[Web page and app entries]
....
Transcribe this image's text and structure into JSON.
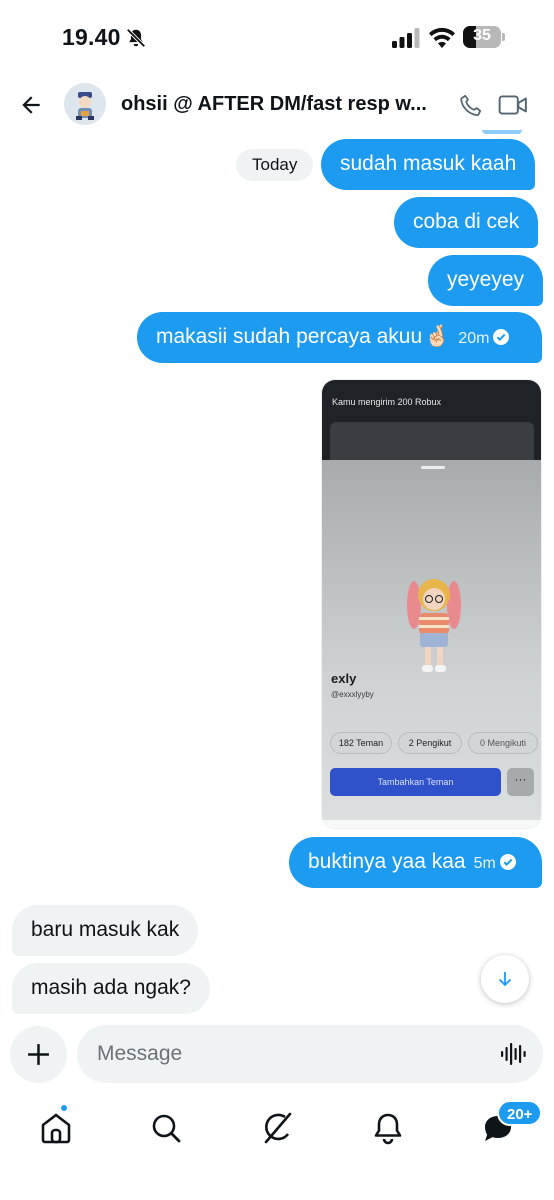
{
  "status_bar": {
    "time": "19.40",
    "battery_level": "35",
    "icons": [
      "bell-off-icon",
      "signal-icon",
      "wifi-icon",
      "battery-icon"
    ]
  },
  "header": {
    "title": "ohsii @ AFTER DM/fast resp w...",
    "icons": [
      "back-arrow-icon",
      "avatar",
      "phone-icon",
      "video-icon"
    ]
  },
  "conversation": {
    "day_label": "Today",
    "messages": [
      {
        "direction": "sent",
        "text": "sudah masuk kaah",
        "time": ""
      },
      {
        "direction": "sent",
        "text": "coba di cek",
        "time": ""
      },
      {
        "direction": "sent",
        "text": "yeyeyey",
        "time": ""
      },
      {
        "direction": "sent",
        "text": "makasii sudah percaya akuu",
        "emoji": "🤞🏻",
        "time": "20m",
        "read": true
      },
      {
        "direction": "sent",
        "type": "image",
        "time": ""
      },
      {
        "direction": "sent",
        "text": "buktinya yaa kaa",
        "time": "5m",
        "read": true
      },
      {
        "direction": "received",
        "text": "baru masuk kak"
      },
      {
        "direction": "received",
        "text": "masih ada ngak?"
      }
    ],
    "attachment": {
      "notification": "Kamu mengirim 200 Robux",
      "display_name": "exly",
      "username": "@exxxlyyby",
      "stats": [
        "182 Teman",
        "2 Pengikut",
        "0 Mengikuti"
      ],
      "primary_button": "Tambahkan Teman",
      "more_button": "···"
    }
  },
  "composer": {
    "placeholder": "Message",
    "value": ""
  },
  "bottom_nav": {
    "items": [
      "home-icon",
      "search-icon",
      "grok-icon",
      "notifications-icon",
      "messages-icon"
    ],
    "messages_badge": "20+"
  },
  "colors": {
    "accent": "#1d9bf0",
    "received_bubble": "#eff3f4",
    "text": "#0f1419"
  }
}
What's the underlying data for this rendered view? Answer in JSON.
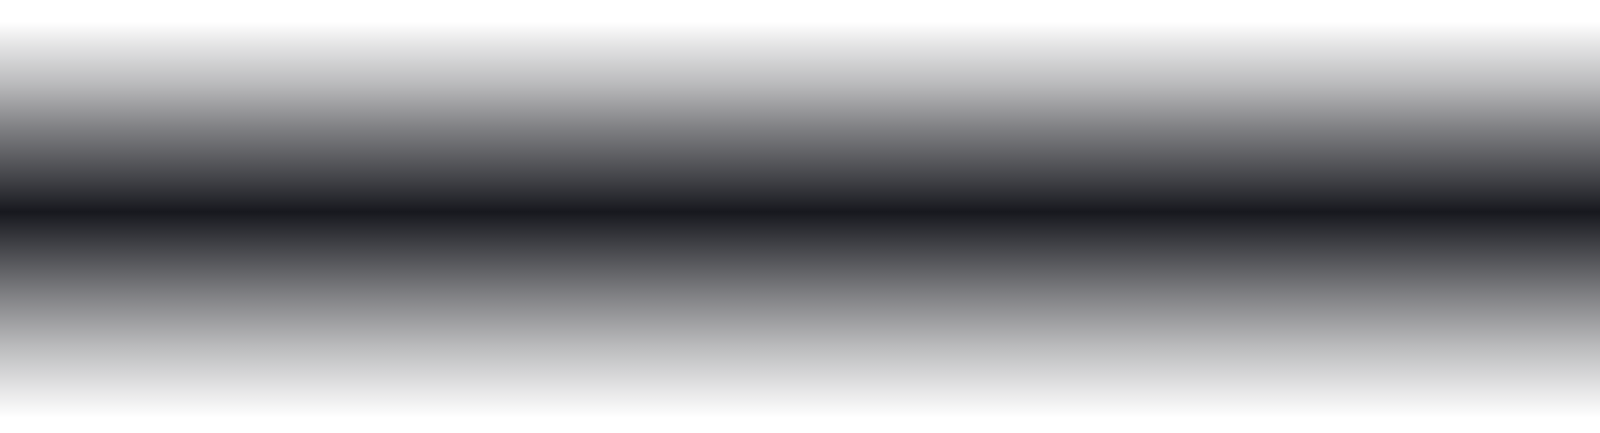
{
  "background": {
    "type": "vertical-gradient-band",
    "colors": {
      "edge": "#ffffff",
      "core": "#17181e"
    }
  }
}
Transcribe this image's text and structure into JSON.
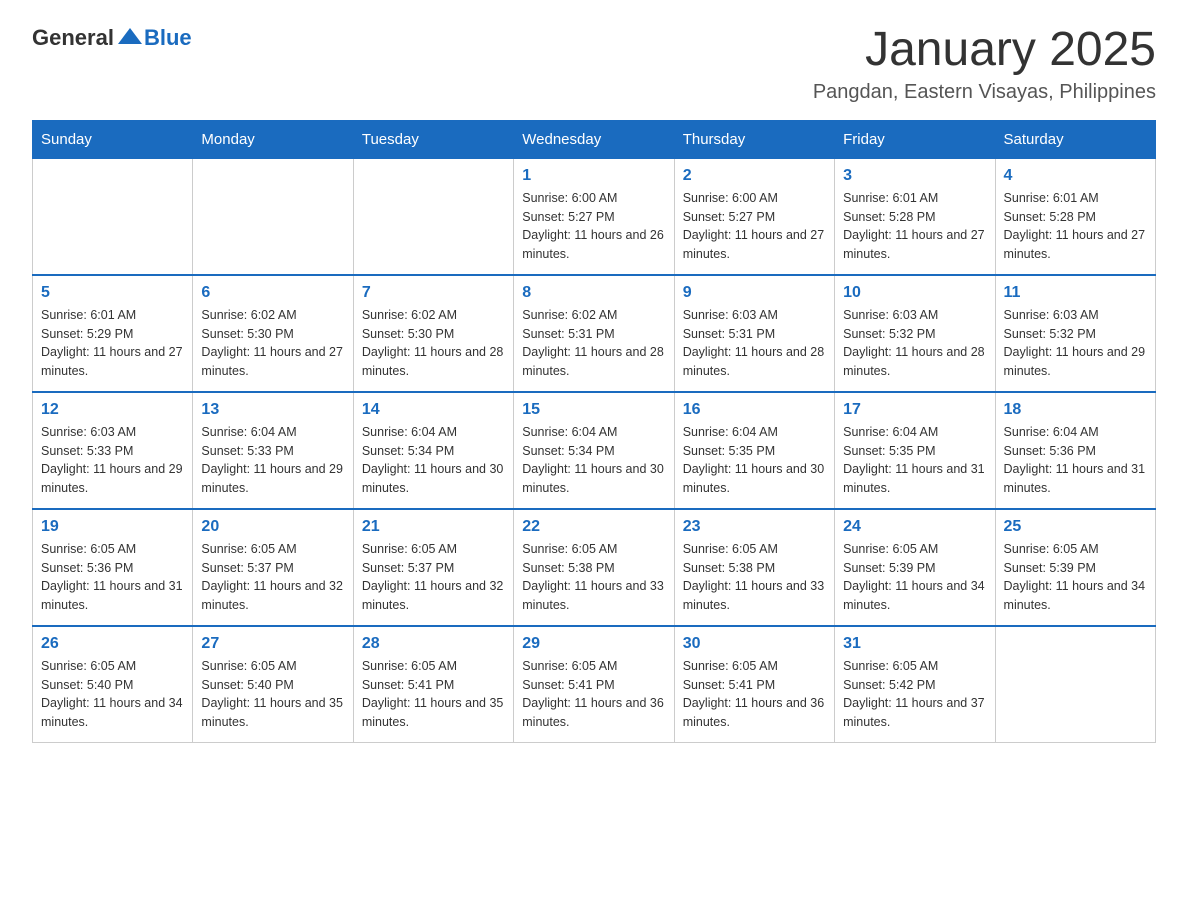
{
  "header": {
    "logo_general": "General",
    "logo_blue": "Blue",
    "month_title": "January 2025",
    "location": "Pangdan, Eastern Visayas, Philippines"
  },
  "days_of_week": [
    "Sunday",
    "Monday",
    "Tuesday",
    "Wednesday",
    "Thursday",
    "Friday",
    "Saturday"
  ],
  "weeks": [
    {
      "days": [
        {
          "num": "",
          "info": ""
        },
        {
          "num": "",
          "info": ""
        },
        {
          "num": "",
          "info": ""
        },
        {
          "num": "1",
          "info": "Sunrise: 6:00 AM\nSunset: 5:27 PM\nDaylight: 11 hours and 26 minutes."
        },
        {
          "num": "2",
          "info": "Sunrise: 6:00 AM\nSunset: 5:27 PM\nDaylight: 11 hours and 27 minutes."
        },
        {
          "num": "3",
          "info": "Sunrise: 6:01 AM\nSunset: 5:28 PM\nDaylight: 11 hours and 27 minutes."
        },
        {
          "num": "4",
          "info": "Sunrise: 6:01 AM\nSunset: 5:28 PM\nDaylight: 11 hours and 27 minutes."
        }
      ]
    },
    {
      "days": [
        {
          "num": "5",
          "info": "Sunrise: 6:01 AM\nSunset: 5:29 PM\nDaylight: 11 hours and 27 minutes."
        },
        {
          "num": "6",
          "info": "Sunrise: 6:02 AM\nSunset: 5:30 PM\nDaylight: 11 hours and 27 minutes."
        },
        {
          "num": "7",
          "info": "Sunrise: 6:02 AM\nSunset: 5:30 PM\nDaylight: 11 hours and 28 minutes."
        },
        {
          "num": "8",
          "info": "Sunrise: 6:02 AM\nSunset: 5:31 PM\nDaylight: 11 hours and 28 minutes."
        },
        {
          "num": "9",
          "info": "Sunrise: 6:03 AM\nSunset: 5:31 PM\nDaylight: 11 hours and 28 minutes."
        },
        {
          "num": "10",
          "info": "Sunrise: 6:03 AM\nSunset: 5:32 PM\nDaylight: 11 hours and 28 minutes."
        },
        {
          "num": "11",
          "info": "Sunrise: 6:03 AM\nSunset: 5:32 PM\nDaylight: 11 hours and 29 minutes."
        }
      ]
    },
    {
      "days": [
        {
          "num": "12",
          "info": "Sunrise: 6:03 AM\nSunset: 5:33 PM\nDaylight: 11 hours and 29 minutes."
        },
        {
          "num": "13",
          "info": "Sunrise: 6:04 AM\nSunset: 5:33 PM\nDaylight: 11 hours and 29 minutes."
        },
        {
          "num": "14",
          "info": "Sunrise: 6:04 AM\nSunset: 5:34 PM\nDaylight: 11 hours and 30 minutes."
        },
        {
          "num": "15",
          "info": "Sunrise: 6:04 AM\nSunset: 5:34 PM\nDaylight: 11 hours and 30 minutes."
        },
        {
          "num": "16",
          "info": "Sunrise: 6:04 AM\nSunset: 5:35 PM\nDaylight: 11 hours and 30 minutes."
        },
        {
          "num": "17",
          "info": "Sunrise: 6:04 AM\nSunset: 5:35 PM\nDaylight: 11 hours and 31 minutes."
        },
        {
          "num": "18",
          "info": "Sunrise: 6:04 AM\nSunset: 5:36 PM\nDaylight: 11 hours and 31 minutes."
        }
      ]
    },
    {
      "days": [
        {
          "num": "19",
          "info": "Sunrise: 6:05 AM\nSunset: 5:36 PM\nDaylight: 11 hours and 31 minutes."
        },
        {
          "num": "20",
          "info": "Sunrise: 6:05 AM\nSunset: 5:37 PM\nDaylight: 11 hours and 32 minutes."
        },
        {
          "num": "21",
          "info": "Sunrise: 6:05 AM\nSunset: 5:37 PM\nDaylight: 11 hours and 32 minutes."
        },
        {
          "num": "22",
          "info": "Sunrise: 6:05 AM\nSunset: 5:38 PM\nDaylight: 11 hours and 33 minutes."
        },
        {
          "num": "23",
          "info": "Sunrise: 6:05 AM\nSunset: 5:38 PM\nDaylight: 11 hours and 33 minutes."
        },
        {
          "num": "24",
          "info": "Sunrise: 6:05 AM\nSunset: 5:39 PM\nDaylight: 11 hours and 34 minutes."
        },
        {
          "num": "25",
          "info": "Sunrise: 6:05 AM\nSunset: 5:39 PM\nDaylight: 11 hours and 34 minutes."
        }
      ]
    },
    {
      "days": [
        {
          "num": "26",
          "info": "Sunrise: 6:05 AM\nSunset: 5:40 PM\nDaylight: 11 hours and 34 minutes."
        },
        {
          "num": "27",
          "info": "Sunrise: 6:05 AM\nSunset: 5:40 PM\nDaylight: 11 hours and 35 minutes."
        },
        {
          "num": "28",
          "info": "Sunrise: 6:05 AM\nSunset: 5:41 PM\nDaylight: 11 hours and 35 minutes."
        },
        {
          "num": "29",
          "info": "Sunrise: 6:05 AM\nSunset: 5:41 PM\nDaylight: 11 hours and 36 minutes."
        },
        {
          "num": "30",
          "info": "Sunrise: 6:05 AM\nSunset: 5:41 PM\nDaylight: 11 hours and 36 minutes."
        },
        {
          "num": "31",
          "info": "Sunrise: 6:05 AM\nSunset: 5:42 PM\nDaylight: 11 hours and 37 minutes."
        },
        {
          "num": "",
          "info": ""
        }
      ]
    }
  ]
}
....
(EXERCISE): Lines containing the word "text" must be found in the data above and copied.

(SOLUTION TO THE EXERCISE):
Transcribe this image's text and structure into JSON.
        "text": "sudah masuk kaah",
        "text": "coba di cek",
        "text": "yeyeyey",
        "text": "makasii sudah percaya akuu",
        "text": "buktinya yaa kaa",
        "text": "baru masuk kak"
        "text": "masih ada ngak?"
    "text": "#0f1419"
Transcribe this image's text and structure into JSON.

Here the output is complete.